IBM came up during a discussion at the Salzburg Global Seminar, a five-day conference in Austria on new models in intellectual property. IBM is known, of course, for innovation. That may be best reflected in the number of patents it nabs: The company has ranked first in the world for the last 15 years, with more than 3,100 last year alone. But IBM, according to one of the seminar’s co-chairmen, is just as creative in the inventions it gives away. The generosity may make IBM look like a good guy championing the open source movement. Good PR or altruism is beside the point, however.
IBM files for patents on its core discoveries, like all tech biggies. But rather than seeking patents on peripheral breakthroughs, the company makes them public by publishing them with patent authorities, said Johnson Kong, executive vice-president of IP.com, a New York-based intellectual property advisory.
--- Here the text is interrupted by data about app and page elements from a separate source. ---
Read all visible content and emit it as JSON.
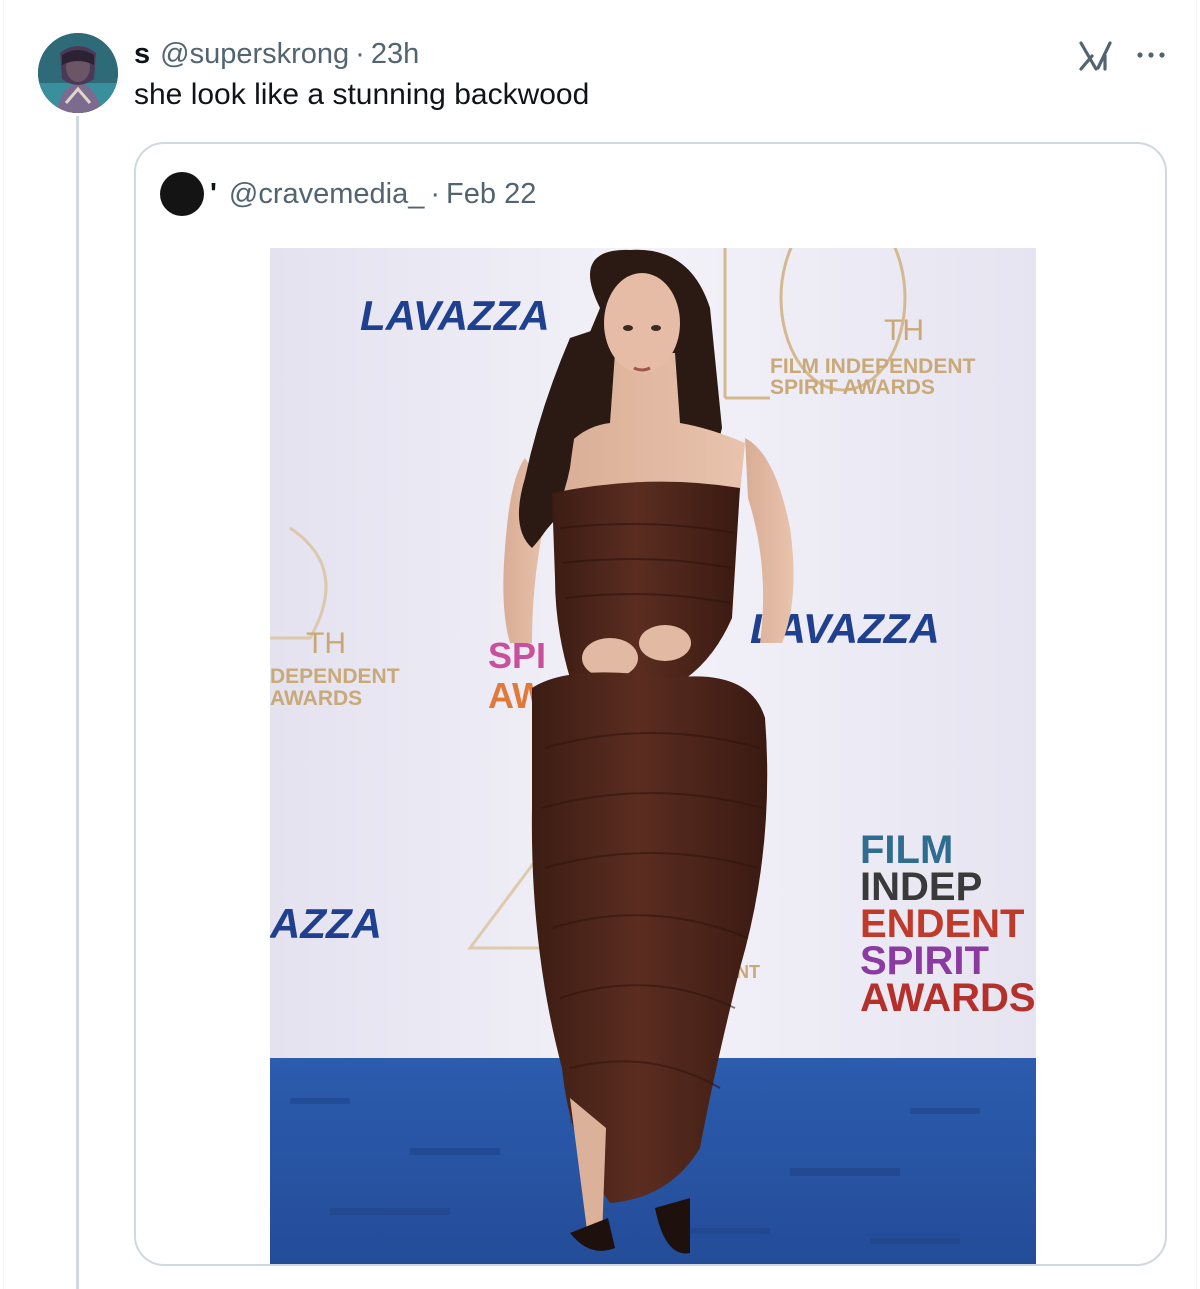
{
  "tweet": {
    "author_name": "s",
    "author_handle": "@superskrong",
    "separator": "·",
    "time": "23h",
    "text": "she look like a stunning backwood"
  },
  "icons": {
    "grok": "grok-icon",
    "more": "more-icon"
  },
  "quoted_tweet": {
    "author_name": "'",
    "author_handle": "@cravemedia_",
    "separator": "·",
    "date": "Feb 22",
    "photo": {
      "description_icon": "photo",
      "backdrop_texts": {
        "sponsor": "LAVAZZA",
        "sponsor_2": "LAVAZZA",
        "sponsor_3": "AZZA",
        "anniversary": "TH",
        "anniversary_2": "TH",
        "event_1": "FILM INDEPENDENT",
        "event_2": "SPIRIT AWARDS",
        "event_left_1": "DEPENDENT",
        "event_left_2": "AWARDS",
        "logo_lines": [
          "FILM",
          "INDEP",
          "ENDENT",
          "SPIRIT",
          "AWARDS"
        ],
        "logo_partial": [
          "SPI",
          "AW"
        ],
        "fragment_nt": "NT"
      }
    }
  },
  "colors": {
    "text_primary": "#0f1419",
    "text_secondary": "#536471",
    "border": "#cfd9de",
    "carpet": "#2f5aa8",
    "dress": "#4a2419",
    "lavazza_blue": "#1f3f8f"
  }
}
While that may seem against IBM's self-interest--you can't license technology you don't own--it's actually not, Kong added. Once an invention has been made public, it becomes "prior art," a legal term that basically means it's not new and therefore in longer worthy of a patent. That stops IBM's competitors from patenting related advances and poaching on IBM's innovation. Like IBM, they can't license what they don't own. Kong called strategy this a "picket fence" defense.
He used an this analogy: Say IBM is the first to invent the chair. While its researchers came up with this new device, they also created the first chair head-rest, arm-rests, padding, and wheels. IBM secures a patent on the chair, but publishes its discoveries of the chair's features, turning them into "prior art." Thus, no one else can patent an add-on, while IBM profits from its core invention.
But why not patent everything and gain the rights to royalties from product extras? It's not worth it, Kong told me. Securing even a simple patent costs at least $5,000. Publishing an invention could be done for free. What's more, if anyone wants a padded office chair with arm-rests and a head-rest, he'll have to pay IBM for it. Sneaky, huh? And smart.
Here's part of my interview with Kong in Salzburg: